**Data under study:**

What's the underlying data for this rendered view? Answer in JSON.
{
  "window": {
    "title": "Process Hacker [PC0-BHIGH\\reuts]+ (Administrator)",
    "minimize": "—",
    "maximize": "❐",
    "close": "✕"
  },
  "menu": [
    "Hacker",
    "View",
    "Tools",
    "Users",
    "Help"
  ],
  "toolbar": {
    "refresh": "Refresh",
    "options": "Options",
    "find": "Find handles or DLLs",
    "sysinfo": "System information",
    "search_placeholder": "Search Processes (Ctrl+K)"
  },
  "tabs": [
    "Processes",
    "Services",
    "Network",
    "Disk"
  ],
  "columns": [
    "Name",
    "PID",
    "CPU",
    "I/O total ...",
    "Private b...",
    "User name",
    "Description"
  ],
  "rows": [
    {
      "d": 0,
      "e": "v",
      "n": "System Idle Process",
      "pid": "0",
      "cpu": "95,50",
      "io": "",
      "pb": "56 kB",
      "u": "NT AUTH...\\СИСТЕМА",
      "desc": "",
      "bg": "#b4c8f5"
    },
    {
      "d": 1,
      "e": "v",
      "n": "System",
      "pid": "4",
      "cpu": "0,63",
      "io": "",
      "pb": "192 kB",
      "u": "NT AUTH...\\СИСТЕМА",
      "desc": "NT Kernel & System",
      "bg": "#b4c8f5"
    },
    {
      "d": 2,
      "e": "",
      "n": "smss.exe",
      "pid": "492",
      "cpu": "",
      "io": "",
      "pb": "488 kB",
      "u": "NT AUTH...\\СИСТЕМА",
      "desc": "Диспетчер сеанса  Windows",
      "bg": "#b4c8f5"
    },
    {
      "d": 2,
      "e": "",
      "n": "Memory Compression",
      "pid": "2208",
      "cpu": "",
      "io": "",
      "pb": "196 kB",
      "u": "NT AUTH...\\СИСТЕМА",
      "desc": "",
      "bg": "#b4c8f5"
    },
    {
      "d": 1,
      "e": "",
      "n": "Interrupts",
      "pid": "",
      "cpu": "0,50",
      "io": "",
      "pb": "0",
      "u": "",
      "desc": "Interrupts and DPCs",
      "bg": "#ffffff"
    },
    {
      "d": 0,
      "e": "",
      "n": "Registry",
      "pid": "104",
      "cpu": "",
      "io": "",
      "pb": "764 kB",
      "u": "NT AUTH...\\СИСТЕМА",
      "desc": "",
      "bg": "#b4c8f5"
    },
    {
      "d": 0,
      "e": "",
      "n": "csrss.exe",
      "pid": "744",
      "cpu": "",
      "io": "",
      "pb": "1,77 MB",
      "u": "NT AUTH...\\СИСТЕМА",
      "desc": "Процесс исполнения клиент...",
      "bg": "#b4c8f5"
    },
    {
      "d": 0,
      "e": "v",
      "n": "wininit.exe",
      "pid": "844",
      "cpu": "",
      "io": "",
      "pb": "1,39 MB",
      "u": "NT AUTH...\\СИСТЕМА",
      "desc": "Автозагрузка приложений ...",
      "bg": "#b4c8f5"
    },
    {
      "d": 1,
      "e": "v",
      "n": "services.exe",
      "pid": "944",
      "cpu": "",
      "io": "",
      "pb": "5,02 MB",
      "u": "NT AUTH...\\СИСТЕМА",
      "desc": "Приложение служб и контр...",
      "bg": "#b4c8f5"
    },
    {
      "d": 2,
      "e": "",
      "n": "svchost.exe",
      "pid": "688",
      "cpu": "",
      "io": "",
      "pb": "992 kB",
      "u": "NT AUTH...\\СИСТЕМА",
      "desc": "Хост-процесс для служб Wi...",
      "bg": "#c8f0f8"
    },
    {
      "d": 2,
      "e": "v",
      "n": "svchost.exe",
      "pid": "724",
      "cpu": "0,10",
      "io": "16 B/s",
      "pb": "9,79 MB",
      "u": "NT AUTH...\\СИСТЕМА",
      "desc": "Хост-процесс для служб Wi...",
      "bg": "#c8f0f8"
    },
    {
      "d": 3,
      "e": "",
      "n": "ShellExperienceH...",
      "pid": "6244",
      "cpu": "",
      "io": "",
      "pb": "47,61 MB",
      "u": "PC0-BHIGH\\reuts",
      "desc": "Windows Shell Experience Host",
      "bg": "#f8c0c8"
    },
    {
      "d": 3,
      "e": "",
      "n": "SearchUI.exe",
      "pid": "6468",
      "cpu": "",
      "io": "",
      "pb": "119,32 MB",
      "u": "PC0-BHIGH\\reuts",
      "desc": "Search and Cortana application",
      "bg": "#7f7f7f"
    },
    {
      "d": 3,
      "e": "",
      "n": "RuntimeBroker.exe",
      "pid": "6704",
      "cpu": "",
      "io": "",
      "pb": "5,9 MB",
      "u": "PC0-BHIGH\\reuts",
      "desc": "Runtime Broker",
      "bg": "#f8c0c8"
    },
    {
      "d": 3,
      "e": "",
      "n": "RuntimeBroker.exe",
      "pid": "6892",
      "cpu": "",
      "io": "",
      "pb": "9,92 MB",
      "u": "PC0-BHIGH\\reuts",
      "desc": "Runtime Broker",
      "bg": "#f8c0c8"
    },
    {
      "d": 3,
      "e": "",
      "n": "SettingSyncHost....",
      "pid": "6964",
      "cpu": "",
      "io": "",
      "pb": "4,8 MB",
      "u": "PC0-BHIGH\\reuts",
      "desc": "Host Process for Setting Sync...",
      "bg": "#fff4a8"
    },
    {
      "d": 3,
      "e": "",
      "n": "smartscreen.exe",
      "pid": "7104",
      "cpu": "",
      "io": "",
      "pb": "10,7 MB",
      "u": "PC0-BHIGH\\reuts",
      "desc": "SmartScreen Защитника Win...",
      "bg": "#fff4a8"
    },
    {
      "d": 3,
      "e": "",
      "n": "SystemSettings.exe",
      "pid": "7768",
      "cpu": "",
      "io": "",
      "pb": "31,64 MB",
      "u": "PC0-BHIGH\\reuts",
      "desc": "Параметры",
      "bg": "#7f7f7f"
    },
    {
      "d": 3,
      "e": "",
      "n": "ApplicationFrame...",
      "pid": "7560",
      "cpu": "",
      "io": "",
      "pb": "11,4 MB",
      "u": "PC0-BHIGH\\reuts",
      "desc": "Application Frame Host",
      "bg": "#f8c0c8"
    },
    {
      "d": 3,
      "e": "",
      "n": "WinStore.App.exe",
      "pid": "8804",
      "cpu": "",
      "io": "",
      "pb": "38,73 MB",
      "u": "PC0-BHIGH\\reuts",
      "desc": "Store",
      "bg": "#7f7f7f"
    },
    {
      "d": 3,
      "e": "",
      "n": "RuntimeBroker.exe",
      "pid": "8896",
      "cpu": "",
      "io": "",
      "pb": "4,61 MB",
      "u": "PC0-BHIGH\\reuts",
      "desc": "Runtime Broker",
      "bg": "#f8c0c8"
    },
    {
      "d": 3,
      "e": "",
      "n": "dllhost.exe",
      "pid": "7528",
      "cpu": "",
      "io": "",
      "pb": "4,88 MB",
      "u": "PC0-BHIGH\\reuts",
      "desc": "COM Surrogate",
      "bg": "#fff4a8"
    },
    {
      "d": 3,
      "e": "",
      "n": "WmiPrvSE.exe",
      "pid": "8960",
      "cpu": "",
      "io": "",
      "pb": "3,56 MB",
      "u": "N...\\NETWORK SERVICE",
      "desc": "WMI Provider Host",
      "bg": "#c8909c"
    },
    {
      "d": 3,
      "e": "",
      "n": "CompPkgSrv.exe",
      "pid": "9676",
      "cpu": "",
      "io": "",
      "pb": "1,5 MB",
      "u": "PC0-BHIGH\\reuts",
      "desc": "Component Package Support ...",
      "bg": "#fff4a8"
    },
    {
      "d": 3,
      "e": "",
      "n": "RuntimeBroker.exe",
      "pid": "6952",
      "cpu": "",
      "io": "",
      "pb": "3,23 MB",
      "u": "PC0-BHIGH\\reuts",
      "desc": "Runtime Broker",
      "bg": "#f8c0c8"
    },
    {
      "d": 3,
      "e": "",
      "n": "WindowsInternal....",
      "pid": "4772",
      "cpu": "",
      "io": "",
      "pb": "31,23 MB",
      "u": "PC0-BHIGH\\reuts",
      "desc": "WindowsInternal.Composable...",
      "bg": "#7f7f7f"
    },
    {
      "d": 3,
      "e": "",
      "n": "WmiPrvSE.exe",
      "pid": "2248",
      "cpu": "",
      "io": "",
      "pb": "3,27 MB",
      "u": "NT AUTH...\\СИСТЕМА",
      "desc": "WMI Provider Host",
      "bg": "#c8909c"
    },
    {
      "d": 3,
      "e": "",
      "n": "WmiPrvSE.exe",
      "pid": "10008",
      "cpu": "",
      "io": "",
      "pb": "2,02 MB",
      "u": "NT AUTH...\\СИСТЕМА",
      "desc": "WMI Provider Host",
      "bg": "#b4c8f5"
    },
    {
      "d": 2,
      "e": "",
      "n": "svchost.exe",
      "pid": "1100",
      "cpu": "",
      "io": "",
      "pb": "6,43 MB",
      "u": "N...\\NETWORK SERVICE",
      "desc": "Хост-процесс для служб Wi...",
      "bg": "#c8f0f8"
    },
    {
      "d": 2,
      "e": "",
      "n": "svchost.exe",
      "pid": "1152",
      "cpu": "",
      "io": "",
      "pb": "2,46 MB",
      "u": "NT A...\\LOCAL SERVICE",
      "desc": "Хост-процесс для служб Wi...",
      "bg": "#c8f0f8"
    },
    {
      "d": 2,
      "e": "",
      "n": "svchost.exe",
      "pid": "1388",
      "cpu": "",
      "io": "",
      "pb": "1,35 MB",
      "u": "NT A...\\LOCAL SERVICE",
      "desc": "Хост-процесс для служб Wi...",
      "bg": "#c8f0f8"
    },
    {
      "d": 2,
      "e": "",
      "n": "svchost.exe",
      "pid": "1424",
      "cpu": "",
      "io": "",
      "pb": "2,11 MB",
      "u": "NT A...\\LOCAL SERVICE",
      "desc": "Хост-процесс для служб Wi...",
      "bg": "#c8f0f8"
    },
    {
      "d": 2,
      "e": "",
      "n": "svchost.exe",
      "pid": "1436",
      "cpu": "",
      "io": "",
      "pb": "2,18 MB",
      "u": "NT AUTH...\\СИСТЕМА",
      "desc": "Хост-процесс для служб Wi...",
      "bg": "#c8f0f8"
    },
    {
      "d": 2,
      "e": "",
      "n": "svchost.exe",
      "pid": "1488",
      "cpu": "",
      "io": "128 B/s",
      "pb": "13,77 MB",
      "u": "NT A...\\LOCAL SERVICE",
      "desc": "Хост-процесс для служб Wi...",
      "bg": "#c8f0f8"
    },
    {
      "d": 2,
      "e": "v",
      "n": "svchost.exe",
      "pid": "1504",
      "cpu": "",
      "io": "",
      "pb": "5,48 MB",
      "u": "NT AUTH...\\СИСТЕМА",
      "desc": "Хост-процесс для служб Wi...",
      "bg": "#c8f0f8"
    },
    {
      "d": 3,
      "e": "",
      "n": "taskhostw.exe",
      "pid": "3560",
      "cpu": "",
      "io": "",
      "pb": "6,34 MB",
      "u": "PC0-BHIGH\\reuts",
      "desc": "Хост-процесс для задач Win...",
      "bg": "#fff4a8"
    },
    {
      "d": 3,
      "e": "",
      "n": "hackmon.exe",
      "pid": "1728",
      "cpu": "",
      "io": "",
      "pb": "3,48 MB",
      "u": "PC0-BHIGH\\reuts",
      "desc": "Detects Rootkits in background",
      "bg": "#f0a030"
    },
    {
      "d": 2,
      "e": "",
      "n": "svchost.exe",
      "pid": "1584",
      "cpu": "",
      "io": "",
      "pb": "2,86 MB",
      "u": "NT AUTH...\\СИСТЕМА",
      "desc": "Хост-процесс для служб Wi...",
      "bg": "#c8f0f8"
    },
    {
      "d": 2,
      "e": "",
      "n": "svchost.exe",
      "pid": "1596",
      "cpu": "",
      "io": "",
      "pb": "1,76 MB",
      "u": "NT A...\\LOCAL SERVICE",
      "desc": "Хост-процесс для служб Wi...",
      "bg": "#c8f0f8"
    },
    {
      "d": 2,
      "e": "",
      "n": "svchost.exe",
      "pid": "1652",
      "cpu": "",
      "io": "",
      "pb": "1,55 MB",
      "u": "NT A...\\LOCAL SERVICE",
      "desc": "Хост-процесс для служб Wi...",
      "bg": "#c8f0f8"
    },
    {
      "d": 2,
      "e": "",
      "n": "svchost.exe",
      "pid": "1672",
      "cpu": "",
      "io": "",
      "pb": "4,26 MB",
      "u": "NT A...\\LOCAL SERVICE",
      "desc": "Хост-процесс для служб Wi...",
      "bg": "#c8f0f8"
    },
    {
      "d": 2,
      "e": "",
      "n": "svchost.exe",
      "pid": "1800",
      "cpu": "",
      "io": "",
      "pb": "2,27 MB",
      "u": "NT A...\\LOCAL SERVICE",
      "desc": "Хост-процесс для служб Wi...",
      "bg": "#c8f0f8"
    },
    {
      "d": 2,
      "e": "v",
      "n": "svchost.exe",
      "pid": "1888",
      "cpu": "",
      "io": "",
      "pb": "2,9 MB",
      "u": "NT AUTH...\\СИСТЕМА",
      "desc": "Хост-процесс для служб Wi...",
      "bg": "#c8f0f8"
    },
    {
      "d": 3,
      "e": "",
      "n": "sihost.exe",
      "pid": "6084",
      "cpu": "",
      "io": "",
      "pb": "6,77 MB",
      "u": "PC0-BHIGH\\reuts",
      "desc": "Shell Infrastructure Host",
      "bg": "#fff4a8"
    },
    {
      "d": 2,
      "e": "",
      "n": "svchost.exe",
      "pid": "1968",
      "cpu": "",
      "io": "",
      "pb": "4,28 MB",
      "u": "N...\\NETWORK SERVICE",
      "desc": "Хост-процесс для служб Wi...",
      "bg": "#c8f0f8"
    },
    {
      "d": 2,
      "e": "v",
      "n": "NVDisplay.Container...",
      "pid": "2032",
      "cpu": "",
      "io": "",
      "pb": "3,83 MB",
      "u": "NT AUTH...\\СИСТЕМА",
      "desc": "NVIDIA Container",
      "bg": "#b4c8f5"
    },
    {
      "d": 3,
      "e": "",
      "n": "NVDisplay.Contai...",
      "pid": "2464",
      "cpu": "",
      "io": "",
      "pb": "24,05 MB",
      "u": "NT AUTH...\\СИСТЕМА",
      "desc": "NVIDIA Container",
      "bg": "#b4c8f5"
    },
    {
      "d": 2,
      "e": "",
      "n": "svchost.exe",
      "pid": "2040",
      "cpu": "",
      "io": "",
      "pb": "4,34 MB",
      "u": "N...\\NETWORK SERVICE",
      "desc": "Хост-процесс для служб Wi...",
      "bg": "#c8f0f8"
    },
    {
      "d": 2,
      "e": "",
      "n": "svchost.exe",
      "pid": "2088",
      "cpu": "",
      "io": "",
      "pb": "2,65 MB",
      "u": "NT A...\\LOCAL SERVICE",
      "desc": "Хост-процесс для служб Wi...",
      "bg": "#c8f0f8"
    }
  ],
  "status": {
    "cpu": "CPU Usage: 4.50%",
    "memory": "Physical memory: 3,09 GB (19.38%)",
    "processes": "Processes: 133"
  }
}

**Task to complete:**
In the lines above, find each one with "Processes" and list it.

**Task output:**
    "search_placeholder": "Search Processes (Ctrl+K)"
    "Processes",
    "processes": "Processes: 133"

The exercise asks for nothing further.